Tropical Plants List

Tropical plants include flowering perennials, shrubs, groundcovers, vines and trees. Most tropical cultivars are well adapted to live throughout the United States in USDA Hardiness Zones 8 through 11. Some species are more tolerant to cold than others are and many are well adapted for containerized growth for gardeners located in cooler regions to enjoy. Tropical plants grown in frost-prone areas require protection in winter.

Elephant Ears

Elephant ears (Alocasia), also called taro or giant taro, and is a perennial, shrub-like plant well adapted for landscapes within USDA Hardiness Zones 8 through 11. Cooler regions can grow elephant ears inside large containers. It has various cultivars, with some North American natives. The size of the leaf depends upon the particular cultivar grown, as some species are almost as large as an elephant's ear and resemble one, thus the name. It works well in shade, tropical or mixed gardens. Plants grow in a wide range of light conditions from full sun to full shade. Elephant ears plants grow quite fast, growing anywhere from 2 to 10 feet in height and 1 to 10 feet in width. It tolerates a wide variety of well-draining soil and has a low drought tolerance requiring regular watering.

Gloriosa Lily

Gloriosa lily (Gloriosa) is a perennial, tropical, flowering vine-like plant well adapted to areas within USDA Hardiness Zones 9 through 10. Cooler areas of the country should grow plants inside containers for protection in winter. In spring and throughout summer, flowers bloom in mixed colors of red, yellow and orange. It works well in shady garden areas, planted inside containers or on a trellis where a tropical affect is required. Plants grow relatively quickly and its size is variable depending on the weather conditions. The vine-like branches can reach 10 feet or more in height. Gloriosa lily prefers well-draining sand or clay soils and has a medium tolerance to drought conditions, so regular watering is required. It will grow well in partial shade to total shade conditions and has a moderate salt tolerance.

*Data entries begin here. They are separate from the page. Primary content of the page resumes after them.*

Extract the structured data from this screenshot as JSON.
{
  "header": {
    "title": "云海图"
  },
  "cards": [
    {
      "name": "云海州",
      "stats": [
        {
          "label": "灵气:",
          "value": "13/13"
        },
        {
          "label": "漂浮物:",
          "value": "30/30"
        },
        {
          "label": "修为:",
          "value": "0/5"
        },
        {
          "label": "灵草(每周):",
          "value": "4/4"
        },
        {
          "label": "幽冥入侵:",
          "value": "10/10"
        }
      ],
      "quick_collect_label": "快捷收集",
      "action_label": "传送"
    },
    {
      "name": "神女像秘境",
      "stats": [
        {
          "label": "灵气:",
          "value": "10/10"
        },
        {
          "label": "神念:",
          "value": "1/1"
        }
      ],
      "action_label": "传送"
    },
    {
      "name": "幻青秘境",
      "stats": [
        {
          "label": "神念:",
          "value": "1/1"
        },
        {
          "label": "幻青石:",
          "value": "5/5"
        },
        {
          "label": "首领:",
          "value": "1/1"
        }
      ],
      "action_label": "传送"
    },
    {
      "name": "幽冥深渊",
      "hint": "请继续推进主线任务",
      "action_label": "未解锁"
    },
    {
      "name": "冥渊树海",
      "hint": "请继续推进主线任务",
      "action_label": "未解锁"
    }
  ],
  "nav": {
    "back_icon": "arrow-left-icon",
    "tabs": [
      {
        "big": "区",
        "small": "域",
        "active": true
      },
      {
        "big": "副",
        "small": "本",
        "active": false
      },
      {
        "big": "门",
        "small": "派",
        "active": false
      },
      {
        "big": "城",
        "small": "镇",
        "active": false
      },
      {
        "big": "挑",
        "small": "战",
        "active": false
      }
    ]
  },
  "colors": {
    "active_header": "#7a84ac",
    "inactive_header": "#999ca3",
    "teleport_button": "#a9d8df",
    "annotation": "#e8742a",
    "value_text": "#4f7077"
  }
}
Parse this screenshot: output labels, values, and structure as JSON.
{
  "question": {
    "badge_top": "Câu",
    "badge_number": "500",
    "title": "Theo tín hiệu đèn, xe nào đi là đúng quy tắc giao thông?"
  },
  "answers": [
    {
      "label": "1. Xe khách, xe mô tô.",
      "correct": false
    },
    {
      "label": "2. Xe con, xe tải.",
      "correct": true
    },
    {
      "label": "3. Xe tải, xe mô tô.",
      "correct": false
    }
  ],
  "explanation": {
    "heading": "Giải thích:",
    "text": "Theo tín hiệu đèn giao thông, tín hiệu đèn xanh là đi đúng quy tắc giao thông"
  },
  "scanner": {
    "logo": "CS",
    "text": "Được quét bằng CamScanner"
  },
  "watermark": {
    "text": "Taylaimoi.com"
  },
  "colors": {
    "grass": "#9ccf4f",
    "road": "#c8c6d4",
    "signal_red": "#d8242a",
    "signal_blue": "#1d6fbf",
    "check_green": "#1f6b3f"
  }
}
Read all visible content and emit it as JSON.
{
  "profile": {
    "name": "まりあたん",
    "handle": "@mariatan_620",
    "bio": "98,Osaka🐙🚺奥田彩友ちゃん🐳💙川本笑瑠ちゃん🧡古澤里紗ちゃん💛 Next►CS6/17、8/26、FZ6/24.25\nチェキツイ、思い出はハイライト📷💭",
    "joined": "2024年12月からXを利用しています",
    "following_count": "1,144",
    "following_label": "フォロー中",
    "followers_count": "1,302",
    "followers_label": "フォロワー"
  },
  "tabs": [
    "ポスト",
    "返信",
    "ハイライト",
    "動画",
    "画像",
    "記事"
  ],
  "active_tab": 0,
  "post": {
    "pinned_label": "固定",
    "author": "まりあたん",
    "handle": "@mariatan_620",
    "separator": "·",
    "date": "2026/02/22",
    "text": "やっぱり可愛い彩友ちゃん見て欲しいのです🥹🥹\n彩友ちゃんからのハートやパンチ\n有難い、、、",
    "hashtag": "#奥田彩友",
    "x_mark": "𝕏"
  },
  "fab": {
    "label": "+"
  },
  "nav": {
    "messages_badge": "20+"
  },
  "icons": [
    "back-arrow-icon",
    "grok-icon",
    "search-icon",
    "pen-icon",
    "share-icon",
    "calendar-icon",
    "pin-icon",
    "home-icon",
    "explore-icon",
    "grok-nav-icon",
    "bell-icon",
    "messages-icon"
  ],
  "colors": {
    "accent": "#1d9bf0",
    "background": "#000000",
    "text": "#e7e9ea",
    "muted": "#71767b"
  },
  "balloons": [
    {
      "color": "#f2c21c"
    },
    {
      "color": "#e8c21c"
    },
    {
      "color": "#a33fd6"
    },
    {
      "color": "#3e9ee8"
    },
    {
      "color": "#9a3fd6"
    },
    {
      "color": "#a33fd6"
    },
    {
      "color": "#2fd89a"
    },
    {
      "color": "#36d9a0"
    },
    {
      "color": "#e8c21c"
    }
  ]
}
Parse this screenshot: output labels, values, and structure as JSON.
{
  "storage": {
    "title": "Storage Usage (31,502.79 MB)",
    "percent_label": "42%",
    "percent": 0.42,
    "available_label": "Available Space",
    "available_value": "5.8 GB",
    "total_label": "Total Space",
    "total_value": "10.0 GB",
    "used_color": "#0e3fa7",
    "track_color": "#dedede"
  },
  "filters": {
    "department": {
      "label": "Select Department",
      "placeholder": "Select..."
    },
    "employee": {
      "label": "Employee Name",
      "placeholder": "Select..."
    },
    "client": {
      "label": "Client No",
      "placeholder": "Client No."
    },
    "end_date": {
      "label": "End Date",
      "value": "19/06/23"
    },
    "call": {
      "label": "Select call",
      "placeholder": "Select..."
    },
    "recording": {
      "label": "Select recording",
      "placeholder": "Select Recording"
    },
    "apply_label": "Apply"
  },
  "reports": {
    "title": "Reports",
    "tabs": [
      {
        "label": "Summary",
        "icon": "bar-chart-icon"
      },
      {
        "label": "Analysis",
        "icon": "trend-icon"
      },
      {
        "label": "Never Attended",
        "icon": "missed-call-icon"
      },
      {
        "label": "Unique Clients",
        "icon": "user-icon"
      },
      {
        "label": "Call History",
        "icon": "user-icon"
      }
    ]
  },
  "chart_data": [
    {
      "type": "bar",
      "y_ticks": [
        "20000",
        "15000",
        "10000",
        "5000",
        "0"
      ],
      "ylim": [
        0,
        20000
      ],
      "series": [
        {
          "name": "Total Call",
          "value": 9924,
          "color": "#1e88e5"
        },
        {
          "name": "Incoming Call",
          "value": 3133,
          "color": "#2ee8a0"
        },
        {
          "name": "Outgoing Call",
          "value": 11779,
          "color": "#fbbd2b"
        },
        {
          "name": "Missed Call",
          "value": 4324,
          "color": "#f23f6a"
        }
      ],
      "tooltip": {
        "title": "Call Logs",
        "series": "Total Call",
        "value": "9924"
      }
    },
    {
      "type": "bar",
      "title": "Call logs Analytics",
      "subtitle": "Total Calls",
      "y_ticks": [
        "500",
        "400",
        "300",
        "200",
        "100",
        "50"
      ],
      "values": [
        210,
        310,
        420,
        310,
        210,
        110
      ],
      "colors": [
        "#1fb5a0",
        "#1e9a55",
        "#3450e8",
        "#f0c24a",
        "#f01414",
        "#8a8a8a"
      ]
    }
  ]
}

Heliconia (Heliconia) is an evergreen, perennial that prefers growing in USDA Hardiness Zones 9 through 10. Cooler regions experiencing frosts and freezes can plant heliconia inside containers. Heliconia has many cultivars growing in various sizes. Flowers bloom year-round in a variety of shapes, sizes and colors, depending upon the cultivar grown. Plants work well as a screening plant, in tropical gardens and shorter cultivars work well as a groundcover. Plants range in height from 2 to 15 feet with a spreading habit of 3 to 6 feet. It tolerates growing in a wide range of well-draining soil types and has a low drought tolerance, requiring regular watering. Heliconia grows best in full to partial sun conditions. Gardeners may find the plant messy, as the dead stalks require frequent pruning and removal for a clean look.

Keywords: tropical plant types, tropical plant species, varieties of tropicals

About this Author

Joyce Starr is a freelance writer from Florida and owns a landscaping company and garden center. She has published articles about camping in Florida, lawncare, gardening and writes for a local gardening newsletter. She shares her love and knowledge of the outdoors and nature through her writing.